We must all recognize and uphold the higher goals for our nation. National unity based on equality, justice, and peace must never be sacrificed for short term political gain. Our objective to institute democracy to give equal opportunity to all our citizens, and our devotion to the rule of law, must never be compromised to maintain or attain political power. Unless we urgently begin dialogue with mutual respect, and get back on track to work towards achieving our national goal, we are bound to repeat the darkest periods of our nation’s history. We must, therefore, develop short and long term strategies to help us back on course to work towards achieving our ideal.
In the short term, we suggest that all political parties should jointly establish a forum for mediation and conflict resolution to help address the current problem by bringing back relevant parties to the negotiation table. Prominent, respected religious, civic, academic and business leaders that uphold the higher objectives of our nation above ethnic, religious, political and financial consideration, should be selected to serve on the Mediation Board. The Board should be immediately established to urgently help to explore ways and means for peaceful resolution of the current political impasse. At the same time, the Board should develop and disseminate confidence building measures to generate tolerance, understanding, and some measure of trust. Ethiopians at home and in the Diaspora, as well as the international community must actively and enthusiastically engage with and support the work of the forum.
Once the overriding current problems peacefully subside, the Mediation Board should work on a long term strategy to help us avoid similar political deadlock in the future. In this regard, the Board should review and advise on how best to address the underlying problems that continue to simmer beneath the surface to undermine trust and confidence between leaders and the people, between political parties themselves, and also between the various groups of people that compose our nation. Such long neglected core issues of contention that continue to erode trust and confidence and hamper social, economic and political development must be sincerely and fully addressed. This will help us to avoid squandering every opportunity that comes our way for true reconciliation and socio-economic development. The adaptation of the South African model of “Truth and Reconciliation” and the teaching of “Tolerance” as practiced in Lebanon and in the USA, should be explored to help develop a suitable template that is most befitting for Ethiopia’s particular case.
In concluding we must be candid. All political leaders are ultimately accountable to their constituents, and the only justification for government of any sort is to ensure the protection and prosperity of its people. At this stage of our nation’s history, the elected leaders have been given the clear public mandate to institute democracy and democratic principles as a mechanism for lifting Ethiopia from under development. Thus the leaders have a sacred and profound responsibility to do the public’s bidding and not to divert them to other agendas. If the leaders fail the people at this crucial juncture, history will judge harshly.

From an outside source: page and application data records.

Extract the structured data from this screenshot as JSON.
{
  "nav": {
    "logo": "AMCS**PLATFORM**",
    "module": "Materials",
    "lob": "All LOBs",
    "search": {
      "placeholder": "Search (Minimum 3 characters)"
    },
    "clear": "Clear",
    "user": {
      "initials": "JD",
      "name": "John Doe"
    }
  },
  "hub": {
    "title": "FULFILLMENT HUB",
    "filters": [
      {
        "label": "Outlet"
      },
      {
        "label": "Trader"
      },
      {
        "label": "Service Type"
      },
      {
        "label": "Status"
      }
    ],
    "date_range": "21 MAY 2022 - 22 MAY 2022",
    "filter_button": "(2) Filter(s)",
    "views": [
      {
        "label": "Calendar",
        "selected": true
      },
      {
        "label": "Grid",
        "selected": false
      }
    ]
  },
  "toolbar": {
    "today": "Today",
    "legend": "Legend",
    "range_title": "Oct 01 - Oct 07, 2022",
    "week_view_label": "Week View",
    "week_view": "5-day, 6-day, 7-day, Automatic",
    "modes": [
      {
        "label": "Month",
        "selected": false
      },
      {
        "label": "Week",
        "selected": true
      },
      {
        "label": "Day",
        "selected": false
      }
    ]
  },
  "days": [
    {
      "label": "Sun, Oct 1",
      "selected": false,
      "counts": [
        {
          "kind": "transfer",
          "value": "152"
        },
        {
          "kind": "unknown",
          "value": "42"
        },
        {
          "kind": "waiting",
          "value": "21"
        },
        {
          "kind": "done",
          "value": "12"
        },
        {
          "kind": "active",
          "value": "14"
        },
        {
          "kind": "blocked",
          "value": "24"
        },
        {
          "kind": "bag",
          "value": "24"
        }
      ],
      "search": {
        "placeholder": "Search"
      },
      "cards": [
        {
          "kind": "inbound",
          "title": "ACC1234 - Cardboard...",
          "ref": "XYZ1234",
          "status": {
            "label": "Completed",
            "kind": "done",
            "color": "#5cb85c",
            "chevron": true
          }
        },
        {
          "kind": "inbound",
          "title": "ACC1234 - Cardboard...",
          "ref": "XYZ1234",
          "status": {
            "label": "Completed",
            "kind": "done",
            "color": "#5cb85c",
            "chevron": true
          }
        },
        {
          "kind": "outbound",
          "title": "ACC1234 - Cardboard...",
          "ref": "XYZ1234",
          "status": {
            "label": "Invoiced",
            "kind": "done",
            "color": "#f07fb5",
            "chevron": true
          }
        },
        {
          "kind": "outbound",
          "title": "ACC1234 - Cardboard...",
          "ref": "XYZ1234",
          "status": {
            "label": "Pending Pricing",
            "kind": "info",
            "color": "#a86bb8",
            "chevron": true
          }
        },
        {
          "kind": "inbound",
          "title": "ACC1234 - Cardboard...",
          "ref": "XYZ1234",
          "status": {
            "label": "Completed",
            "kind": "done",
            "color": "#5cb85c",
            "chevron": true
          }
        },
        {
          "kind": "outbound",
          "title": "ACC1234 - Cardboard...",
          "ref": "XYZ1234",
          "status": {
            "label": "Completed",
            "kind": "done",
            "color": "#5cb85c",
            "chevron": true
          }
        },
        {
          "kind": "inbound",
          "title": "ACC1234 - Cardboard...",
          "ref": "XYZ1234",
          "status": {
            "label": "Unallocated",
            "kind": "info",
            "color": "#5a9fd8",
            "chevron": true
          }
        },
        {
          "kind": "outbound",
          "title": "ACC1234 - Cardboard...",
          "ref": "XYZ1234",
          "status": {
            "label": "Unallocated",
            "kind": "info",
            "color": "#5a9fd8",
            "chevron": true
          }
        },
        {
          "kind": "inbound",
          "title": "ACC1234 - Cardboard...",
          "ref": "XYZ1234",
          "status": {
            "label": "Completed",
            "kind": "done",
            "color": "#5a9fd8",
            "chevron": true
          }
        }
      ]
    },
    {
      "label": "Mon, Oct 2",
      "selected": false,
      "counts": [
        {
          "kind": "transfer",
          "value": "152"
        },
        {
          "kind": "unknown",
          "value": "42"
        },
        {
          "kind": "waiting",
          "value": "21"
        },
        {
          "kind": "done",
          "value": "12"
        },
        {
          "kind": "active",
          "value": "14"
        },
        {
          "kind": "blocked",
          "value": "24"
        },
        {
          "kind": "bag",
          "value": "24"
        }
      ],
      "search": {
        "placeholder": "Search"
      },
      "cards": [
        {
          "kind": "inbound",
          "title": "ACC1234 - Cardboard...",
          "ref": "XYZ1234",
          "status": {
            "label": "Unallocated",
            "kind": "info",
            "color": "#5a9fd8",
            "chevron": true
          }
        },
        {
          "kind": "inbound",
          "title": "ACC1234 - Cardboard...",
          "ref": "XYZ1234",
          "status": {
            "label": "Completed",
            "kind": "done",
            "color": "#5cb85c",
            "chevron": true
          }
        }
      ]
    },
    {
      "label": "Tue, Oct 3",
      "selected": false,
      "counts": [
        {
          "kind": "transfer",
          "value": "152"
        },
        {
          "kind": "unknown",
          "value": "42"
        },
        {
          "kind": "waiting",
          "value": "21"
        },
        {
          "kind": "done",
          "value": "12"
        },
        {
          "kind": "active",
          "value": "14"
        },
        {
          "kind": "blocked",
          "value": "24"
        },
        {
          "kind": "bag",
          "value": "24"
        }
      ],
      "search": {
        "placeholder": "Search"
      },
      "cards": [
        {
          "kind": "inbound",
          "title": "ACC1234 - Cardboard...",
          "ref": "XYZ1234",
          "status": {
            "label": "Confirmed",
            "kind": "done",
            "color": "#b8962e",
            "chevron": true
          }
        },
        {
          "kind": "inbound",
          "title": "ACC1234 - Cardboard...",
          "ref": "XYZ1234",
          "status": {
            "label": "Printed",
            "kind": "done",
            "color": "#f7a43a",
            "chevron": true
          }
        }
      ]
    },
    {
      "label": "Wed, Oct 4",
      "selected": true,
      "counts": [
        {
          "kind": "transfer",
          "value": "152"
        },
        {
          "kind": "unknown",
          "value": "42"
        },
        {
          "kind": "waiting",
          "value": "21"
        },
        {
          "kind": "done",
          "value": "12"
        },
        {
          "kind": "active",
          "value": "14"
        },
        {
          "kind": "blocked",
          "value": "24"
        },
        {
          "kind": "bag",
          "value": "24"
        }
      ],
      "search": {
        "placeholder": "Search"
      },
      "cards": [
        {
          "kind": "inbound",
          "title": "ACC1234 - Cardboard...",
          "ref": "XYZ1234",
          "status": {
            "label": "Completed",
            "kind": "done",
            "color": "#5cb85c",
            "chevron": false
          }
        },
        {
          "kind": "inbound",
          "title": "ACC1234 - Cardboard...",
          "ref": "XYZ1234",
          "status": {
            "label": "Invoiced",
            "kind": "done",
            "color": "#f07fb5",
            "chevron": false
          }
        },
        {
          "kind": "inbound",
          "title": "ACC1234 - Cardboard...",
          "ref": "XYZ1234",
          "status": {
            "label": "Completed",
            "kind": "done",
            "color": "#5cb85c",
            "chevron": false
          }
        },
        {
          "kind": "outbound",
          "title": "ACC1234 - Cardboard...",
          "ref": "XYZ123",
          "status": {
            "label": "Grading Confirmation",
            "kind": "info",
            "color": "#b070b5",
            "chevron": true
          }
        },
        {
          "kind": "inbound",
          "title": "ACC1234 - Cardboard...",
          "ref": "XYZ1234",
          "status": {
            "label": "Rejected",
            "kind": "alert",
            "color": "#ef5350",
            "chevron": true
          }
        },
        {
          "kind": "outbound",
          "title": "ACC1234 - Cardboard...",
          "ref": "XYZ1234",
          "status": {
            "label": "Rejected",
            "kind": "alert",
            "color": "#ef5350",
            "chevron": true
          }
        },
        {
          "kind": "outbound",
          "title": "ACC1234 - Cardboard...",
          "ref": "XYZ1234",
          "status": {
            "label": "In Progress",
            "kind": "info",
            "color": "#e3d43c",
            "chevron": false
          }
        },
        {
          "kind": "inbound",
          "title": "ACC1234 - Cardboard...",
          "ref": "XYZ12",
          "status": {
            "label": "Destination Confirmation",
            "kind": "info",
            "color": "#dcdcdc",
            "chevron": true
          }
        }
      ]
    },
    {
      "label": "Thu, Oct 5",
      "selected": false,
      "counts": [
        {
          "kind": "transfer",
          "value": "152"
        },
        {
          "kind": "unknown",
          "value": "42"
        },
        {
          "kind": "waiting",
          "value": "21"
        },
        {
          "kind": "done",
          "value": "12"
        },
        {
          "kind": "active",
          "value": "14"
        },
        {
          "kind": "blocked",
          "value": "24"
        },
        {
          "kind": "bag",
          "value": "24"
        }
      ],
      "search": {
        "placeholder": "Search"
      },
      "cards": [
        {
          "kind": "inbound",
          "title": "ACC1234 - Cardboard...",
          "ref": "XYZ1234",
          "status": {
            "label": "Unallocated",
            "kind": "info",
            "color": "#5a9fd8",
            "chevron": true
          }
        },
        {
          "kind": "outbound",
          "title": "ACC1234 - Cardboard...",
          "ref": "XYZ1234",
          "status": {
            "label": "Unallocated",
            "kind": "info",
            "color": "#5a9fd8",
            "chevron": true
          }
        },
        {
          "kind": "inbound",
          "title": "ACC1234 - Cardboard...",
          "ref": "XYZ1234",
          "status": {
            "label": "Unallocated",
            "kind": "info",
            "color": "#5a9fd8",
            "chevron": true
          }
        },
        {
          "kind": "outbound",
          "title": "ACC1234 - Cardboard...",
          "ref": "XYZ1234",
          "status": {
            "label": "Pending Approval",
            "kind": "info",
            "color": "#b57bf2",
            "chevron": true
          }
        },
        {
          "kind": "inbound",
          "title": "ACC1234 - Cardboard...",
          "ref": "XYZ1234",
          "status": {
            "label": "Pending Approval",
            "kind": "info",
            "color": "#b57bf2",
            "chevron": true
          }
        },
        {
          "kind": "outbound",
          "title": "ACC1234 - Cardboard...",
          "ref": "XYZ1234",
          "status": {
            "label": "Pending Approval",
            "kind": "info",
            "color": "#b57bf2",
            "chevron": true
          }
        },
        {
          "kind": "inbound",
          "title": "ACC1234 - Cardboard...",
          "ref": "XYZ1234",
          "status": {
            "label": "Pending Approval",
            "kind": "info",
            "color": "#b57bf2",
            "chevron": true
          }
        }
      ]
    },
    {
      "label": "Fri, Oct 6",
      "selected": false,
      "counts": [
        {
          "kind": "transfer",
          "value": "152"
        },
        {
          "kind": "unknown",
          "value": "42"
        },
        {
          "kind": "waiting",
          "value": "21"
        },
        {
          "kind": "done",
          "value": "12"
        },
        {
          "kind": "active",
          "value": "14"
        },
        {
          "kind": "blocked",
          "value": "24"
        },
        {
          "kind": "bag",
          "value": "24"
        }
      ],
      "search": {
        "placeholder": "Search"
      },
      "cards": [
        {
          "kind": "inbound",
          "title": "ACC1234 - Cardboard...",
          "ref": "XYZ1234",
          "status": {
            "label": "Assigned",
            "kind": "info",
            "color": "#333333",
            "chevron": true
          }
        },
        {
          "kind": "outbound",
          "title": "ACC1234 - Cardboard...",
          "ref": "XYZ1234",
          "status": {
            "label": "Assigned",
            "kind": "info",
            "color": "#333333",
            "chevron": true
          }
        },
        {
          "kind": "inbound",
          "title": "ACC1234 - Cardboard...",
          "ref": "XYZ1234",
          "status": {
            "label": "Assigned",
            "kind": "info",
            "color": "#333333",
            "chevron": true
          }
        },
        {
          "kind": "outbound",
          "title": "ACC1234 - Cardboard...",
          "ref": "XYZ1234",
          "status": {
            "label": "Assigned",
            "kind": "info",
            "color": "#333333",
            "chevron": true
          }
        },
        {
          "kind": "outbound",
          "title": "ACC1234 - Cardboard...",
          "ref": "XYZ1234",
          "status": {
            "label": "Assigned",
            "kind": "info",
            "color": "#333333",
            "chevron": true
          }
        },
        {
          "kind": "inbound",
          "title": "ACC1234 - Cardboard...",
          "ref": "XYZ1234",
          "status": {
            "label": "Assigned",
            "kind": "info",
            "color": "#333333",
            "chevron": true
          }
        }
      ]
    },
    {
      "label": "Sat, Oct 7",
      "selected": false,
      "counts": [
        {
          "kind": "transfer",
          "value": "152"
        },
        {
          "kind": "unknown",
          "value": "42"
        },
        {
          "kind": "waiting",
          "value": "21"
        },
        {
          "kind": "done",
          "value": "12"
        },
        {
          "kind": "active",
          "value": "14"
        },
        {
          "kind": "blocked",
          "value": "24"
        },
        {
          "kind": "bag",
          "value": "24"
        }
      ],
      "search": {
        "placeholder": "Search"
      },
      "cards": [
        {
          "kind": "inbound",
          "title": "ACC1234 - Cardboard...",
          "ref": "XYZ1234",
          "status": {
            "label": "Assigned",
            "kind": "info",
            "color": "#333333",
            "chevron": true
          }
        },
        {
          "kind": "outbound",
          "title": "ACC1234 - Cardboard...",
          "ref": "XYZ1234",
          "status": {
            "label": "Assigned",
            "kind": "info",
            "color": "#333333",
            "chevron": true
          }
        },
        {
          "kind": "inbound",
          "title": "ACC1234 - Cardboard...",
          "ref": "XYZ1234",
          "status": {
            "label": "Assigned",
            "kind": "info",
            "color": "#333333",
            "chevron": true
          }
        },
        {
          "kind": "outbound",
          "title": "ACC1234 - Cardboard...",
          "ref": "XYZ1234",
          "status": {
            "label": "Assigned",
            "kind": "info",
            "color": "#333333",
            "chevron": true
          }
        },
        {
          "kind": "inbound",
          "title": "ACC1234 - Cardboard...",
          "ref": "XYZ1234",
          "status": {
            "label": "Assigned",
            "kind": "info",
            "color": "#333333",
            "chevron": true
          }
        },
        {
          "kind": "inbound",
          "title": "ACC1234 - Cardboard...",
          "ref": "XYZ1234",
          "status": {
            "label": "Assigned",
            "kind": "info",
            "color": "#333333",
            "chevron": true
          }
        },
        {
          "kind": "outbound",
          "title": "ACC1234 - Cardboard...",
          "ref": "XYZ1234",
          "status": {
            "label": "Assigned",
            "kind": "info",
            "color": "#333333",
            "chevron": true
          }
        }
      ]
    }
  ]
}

May God grant us the wisdom to rise above our current problems and help us to create true peace from conflict.